Select Committee on Treasury Eighth Report

2  Professor David Blanchflower

Background to the appointment

5. On 22 March 2006, the Chancellor of the Exchequer announced to the House of Commons that he had appointed Professor David Blanchflower to the MPC to succeed Professor Stephen Nickell.[4] Professor Blanchflower's appointment will take effect on 1 June 2006.

6. Professor Nickell served as a member of the MPC from 1 June 2000 to 31 May 2006 and gave oral evidence to the Committee on the Bank of England's inflation reports on several occasions. We would like to thank Professor Nickell for his contribution to the work of the MPC and for the evidence that he has given us and our predecessors.

Background on Professor David Blanchflower

7. David Blanchflower has been the Bruce V Rauner Professor of Economics at Dartmouth College, Hanover, New Hampshire, USA, since 2001, and a Professor of Economics at Dartmouth since 1993. He was also a Research Associate at the National Bureau of Economic Research, a Research Fellow at the Centre for Economic Studies at the University of Munich and a Research Fellow at the Institute for the Study of Labour at the University of Bonn. He was previously an Associate Professor of Economics at Dartmouth from 1989 to 1993. He was born in the United Kingdom and holds a bachelor's degree from the University of Leicester, a masters degree from the University of Wales, both in economics, and a PhD from the University of London (Queen Mary and Westfield College).

8. Professor Blanchflower has published wide-ranging research across a host of different economic and social questions. However, a considerable part of his work has focused on understanding how wage dynamics and unemployment are related. He has also published articles on youth unemployment, trade unions, job creation, employment growth, the housing market, self-employment and small businesses. Professor Blanchflower has recently published several papers on well-being and happiness with the aim of understanding why, despite rising gross domestic product, time series measures of well-being are remarkably flat.

Role as member of the MPC

9. In view of the economic and political importance of the MPC, there is a considerable degree of informed interest in both the general stance of its members and their individual positions at meetings. MPC members play a key role in representing that body to a wide range of audiences around the country and in gathering views from market participants.

10. We therefore questioned Professor Blanchflower about his general stance on interest rate decisions and his approach to such matters as inflation expectations, household debt and the labour market.

Other roles and responsibilities

11. External members of the MPC are appointed to the Bank staff and are expected to spend the equivalent of about three days per week on MPC-related work. However, they may engage, with the permission of the Chancellor of the Exchequer, in outside activities that do not present a conflict of interest to their role on the MPC.

12. Professor Blanchflower noted in his answers to the preliminary questionnaire:[5]

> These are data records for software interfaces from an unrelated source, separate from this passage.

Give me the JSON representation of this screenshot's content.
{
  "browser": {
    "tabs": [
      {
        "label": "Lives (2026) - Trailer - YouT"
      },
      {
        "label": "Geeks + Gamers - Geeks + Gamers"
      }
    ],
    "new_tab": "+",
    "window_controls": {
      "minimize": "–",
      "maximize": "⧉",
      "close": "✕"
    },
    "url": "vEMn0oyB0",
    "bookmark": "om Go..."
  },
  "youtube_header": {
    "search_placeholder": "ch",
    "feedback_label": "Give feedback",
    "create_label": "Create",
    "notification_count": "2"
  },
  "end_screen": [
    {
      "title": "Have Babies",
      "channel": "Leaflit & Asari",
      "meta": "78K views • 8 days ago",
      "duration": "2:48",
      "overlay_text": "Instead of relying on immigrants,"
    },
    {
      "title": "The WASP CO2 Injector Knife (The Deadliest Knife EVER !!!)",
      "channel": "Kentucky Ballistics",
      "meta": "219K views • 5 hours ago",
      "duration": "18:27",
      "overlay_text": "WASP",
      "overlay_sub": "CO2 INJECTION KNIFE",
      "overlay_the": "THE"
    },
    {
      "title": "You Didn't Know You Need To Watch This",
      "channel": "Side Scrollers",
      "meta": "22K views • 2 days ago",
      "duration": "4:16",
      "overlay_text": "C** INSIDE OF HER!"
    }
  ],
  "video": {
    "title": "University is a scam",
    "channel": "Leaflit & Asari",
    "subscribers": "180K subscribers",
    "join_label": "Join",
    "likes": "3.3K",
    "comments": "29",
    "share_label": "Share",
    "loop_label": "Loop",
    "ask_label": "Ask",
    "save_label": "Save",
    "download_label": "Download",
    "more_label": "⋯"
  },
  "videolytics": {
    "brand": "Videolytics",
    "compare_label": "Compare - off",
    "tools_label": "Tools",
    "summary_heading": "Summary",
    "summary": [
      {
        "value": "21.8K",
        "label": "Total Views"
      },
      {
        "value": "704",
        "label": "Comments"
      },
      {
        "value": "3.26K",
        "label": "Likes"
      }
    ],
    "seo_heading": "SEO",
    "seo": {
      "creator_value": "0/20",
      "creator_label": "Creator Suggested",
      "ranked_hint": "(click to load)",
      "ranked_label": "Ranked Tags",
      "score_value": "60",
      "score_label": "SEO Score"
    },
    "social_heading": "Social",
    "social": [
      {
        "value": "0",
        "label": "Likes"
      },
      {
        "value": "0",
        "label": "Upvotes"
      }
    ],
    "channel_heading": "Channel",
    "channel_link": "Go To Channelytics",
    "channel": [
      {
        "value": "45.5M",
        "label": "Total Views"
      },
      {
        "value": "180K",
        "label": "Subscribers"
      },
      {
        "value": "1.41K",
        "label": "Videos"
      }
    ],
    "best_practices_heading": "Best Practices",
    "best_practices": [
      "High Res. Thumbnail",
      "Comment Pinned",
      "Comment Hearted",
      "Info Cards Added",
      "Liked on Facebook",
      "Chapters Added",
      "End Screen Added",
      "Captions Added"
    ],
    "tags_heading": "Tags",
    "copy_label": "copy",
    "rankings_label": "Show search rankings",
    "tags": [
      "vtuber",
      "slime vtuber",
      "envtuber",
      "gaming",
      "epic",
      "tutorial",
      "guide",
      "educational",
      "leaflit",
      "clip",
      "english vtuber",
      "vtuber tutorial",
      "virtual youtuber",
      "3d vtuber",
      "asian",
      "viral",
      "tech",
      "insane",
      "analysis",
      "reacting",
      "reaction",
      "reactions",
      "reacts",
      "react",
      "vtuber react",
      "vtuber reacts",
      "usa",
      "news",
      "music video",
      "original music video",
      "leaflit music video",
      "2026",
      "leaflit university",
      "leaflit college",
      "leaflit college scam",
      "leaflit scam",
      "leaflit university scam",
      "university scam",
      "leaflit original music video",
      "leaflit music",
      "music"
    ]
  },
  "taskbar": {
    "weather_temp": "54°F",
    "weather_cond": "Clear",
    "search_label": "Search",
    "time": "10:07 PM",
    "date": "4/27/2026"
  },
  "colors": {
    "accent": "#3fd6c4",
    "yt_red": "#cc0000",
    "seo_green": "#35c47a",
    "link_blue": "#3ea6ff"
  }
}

I will continue to keep an office at Dartmouth College but will have no teaching duties and will be on 'leave on own charges'. I will also have a part-time visiting appointment at the University of Stirling and will give a few classes a year to graduate students in the Scottish Graduate Programme in Economics. I will continue with my consulting practice in the United States which involves work as an expert witness in public sector wage setting and as a consulting expert for a variety of public entities on the operation of programs for Disadvantaged Business Enterprises in the construction industry.

13. We questioned Professor Blanchflower on the possible practical difficulties in combining his roles as an academic and consultant with his work as a member of the MPC. Professor Blanchflower assured the Committee that, despite working in both the United Kingdom and the United States, he intended making regular speeches and regional visits in the United Kingdom, and that he would make himself available to this Committee in order to give evidence on the Bank of England's inflation reports.

Assessment of personal independence and professional competence

14. Professor Blanchflower brings considerable relevant experience and knowledge to the MPC, in particular on labour market issues. In addition, Professor Blanchflower has considerable experience of the economy of the United States and his continuing experience of the US economy will be useful in MPC discussions on the global factors influencing the United Kingdom economy. We note that Professor Blanchflower intends to maintain working commitments in the United States. In setting interest rates, it is important to take account of the whole range of regional factors in the United Kingdom economy. In addition, the credibility of the MPC is enhanced through members meeting with members of the public and business leaders, both to explain the reasons behind MPC decisions and to gain further insight into the British economy. Accordingly, we would expect Professor Blanchflower to take an extremely active role in the Bank's efforts to communicate with business people and others in the United Kingdom economy, notwithstanding his working commitments in the United States. Indeed, the fact that Professor Blanchflower will be dividing his time between the United Kingdom and the USA means that he will need to devote particular energy to fulfilling diary commitments in the regions of England and in Scotland, Wales and Northern Ireland.

15. We are satisfied that Professor Blanchflower fulfils our criteria for appointment of personal independence and professional competence. We wish him every success in his new role as a member of the MPC.

4   HM Treasury, press notice, Appointment to the Monetary Policy Committee, 22 March 2006 Back

5   Ev [reference to evidence] Back

previous page contents next page

House of Commons home page Parliament home page House of Lords home page search page enquiries index

© Parliamentary copyright 2006
Prepared 30 May 2006